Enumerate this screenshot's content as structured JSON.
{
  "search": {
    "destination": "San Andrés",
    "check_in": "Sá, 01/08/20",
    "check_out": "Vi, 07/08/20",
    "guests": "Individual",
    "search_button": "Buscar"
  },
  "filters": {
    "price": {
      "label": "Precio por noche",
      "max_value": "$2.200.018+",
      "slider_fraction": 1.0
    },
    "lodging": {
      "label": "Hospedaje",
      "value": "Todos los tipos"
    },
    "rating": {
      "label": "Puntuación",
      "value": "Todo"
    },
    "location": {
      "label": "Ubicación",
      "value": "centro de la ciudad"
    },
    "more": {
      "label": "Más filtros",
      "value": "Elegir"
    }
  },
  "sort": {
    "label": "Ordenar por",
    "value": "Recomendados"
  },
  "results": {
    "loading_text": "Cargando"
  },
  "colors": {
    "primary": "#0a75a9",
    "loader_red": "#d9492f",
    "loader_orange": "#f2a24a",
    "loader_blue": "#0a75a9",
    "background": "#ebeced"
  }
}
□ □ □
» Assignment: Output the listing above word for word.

» Task output:
Enumerate this screenshot's content as structured JSON.
{
  "search": {
    "destination": "San Andrés",
    "check_in": "Sá, 01/08/20",
    "check_out": "Vi, 07/08/20",
    "guests": "Individual",
    "search_button": "Buscar"
  },
  "filters": {
    "price": {
      "label": "Precio por noche",
      "max_value": "$2.200.018+",
      "slider_fraction": 1.0
    },
    "lodging": {
      "label": "Hospedaje",
      "value": "Todos los tipos"
    },
    "rating": {
      "label": "Puntuación",
      "value": "Todo"
    },
    "location": {
      "label": "Ubicación",
      "value": "centro de la ciudad"
    },
    "more": {
      "label": "Más filtros",
      "value": "Elegir"
    }
  },
  "sort": {
    "label": "Ordenar por",
    "value": "Recomendados"
  },
  "results": {
    "loading_text": "Cargando"
  },
  "colors": {
    "primary": "#0a75a9",
    "loader_red": "#d9492f",
    "loader_orange": "#f2a24a",
    "loader_blue": "#0a75a9",
    "background": "#ebeced"
  }
}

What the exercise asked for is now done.